**Task prompt**
Without the images, output each record below as it stands.

Top of Data to use

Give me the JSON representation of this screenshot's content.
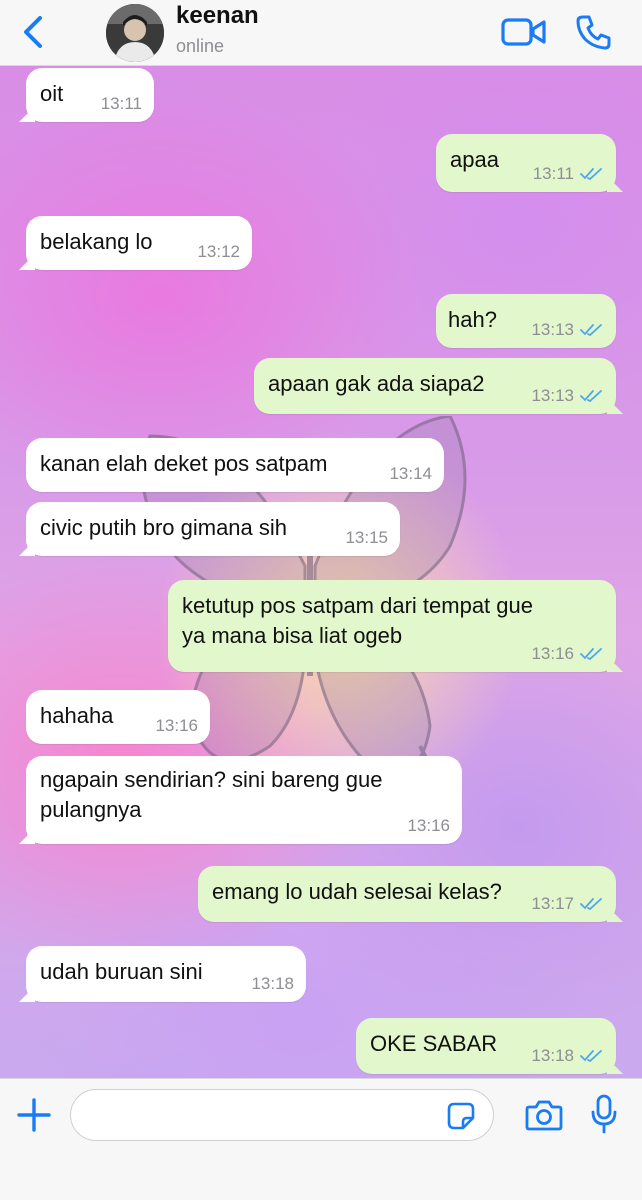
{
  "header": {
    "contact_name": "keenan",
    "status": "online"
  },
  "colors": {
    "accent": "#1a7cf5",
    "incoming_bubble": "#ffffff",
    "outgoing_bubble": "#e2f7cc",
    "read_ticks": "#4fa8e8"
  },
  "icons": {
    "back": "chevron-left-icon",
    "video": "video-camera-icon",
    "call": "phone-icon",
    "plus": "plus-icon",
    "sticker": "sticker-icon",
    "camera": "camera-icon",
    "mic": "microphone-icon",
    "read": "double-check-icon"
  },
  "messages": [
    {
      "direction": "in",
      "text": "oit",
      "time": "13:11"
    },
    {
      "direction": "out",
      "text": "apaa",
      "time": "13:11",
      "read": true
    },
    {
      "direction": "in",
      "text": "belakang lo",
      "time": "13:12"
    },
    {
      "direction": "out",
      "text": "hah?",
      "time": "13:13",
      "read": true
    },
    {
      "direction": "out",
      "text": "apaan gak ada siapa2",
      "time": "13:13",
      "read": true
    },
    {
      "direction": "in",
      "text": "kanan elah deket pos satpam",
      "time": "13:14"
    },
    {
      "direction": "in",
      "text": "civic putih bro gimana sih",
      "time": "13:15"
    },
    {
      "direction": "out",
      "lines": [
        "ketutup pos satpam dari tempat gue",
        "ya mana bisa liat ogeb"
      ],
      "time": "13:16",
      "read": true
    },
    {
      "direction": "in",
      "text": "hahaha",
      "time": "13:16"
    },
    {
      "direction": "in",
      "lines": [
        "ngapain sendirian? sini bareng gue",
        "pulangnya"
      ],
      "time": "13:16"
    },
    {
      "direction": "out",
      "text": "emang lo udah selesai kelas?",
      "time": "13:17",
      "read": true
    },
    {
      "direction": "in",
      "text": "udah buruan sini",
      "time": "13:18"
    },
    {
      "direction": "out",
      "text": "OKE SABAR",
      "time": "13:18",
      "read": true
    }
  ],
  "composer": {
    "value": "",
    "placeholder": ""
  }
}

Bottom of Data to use

**Response to this task**
Give me the JSON representation of this screenshot's content.
{
  "header": {
    "contact_name": "keenan",
    "status": "online"
  },
  "colors": {
    "accent": "#1a7cf5",
    "incoming_bubble": "#ffffff",
    "outgoing_bubble": "#e2f7cc",
    "read_ticks": "#4fa8e8"
  },
  "icons": {
    "back": "chevron-left-icon",
    "video": "video-camera-icon",
    "call": "phone-icon",
    "plus": "plus-icon",
    "sticker": "sticker-icon",
    "camera": "camera-icon",
    "mic": "microphone-icon",
    "read": "double-check-icon"
  },
  "messages": [
    {
      "direction": "in",
      "text": "oit",
      "time": "13:11"
    },
    {
      "direction": "out",
      "text": "apaa",
      "time": "13:11",
      "read": true
    },
    {
      "direction": "in",
      "text": "belakang lo",
      "time": "13:12"
    },
    {
      "direction": "out",
      "text": "hah?",
      "time": "13:13",
      "read": true
    },
    {
      "direction": "out",
      "text": "apaan gak ada siapa2",
      "time": "13:13",
      "read": true
    },
    {
      "direction": "in",
      "text": "kanan elah deket pos satpam",
      "time": "13:14"
    },
    {
      "direction": "in",
      "text": "civic putih bro gimana sih",
      "time": "13:15"
    },
    {
      "direction": "out",
      "lines": [
        "ketutup pos satpam dari tempat gue",
        "ya mana bisa liat ogeb"
      ],
      "time": "13:16",
      "read": true
    },
    {
      "direction": "in",
      "text": "hahaha",
      "time": "13:16"
    },
    {
      "direction": "in",
      "lines": [
        "ngapain sendirian? sini bareng gue",
        "pulangnya"
      ],
      "time": "13:16"
    },
    {
      "direction": "out",
      "text": "emang lo udah selesai kelas?",
      "time": "13:17",
      "read": true
    },
    {
      "direction": "in",
      "text": "udah buruan sini",
      "time": "13:18"
    },
    {
      "direction": "out",
      "text": "OKE SABAR",
      "time": "13:18",
      "read": true
    }
  ],
  "composer": {
    "value": "",
    "placeholder": ""
  }
}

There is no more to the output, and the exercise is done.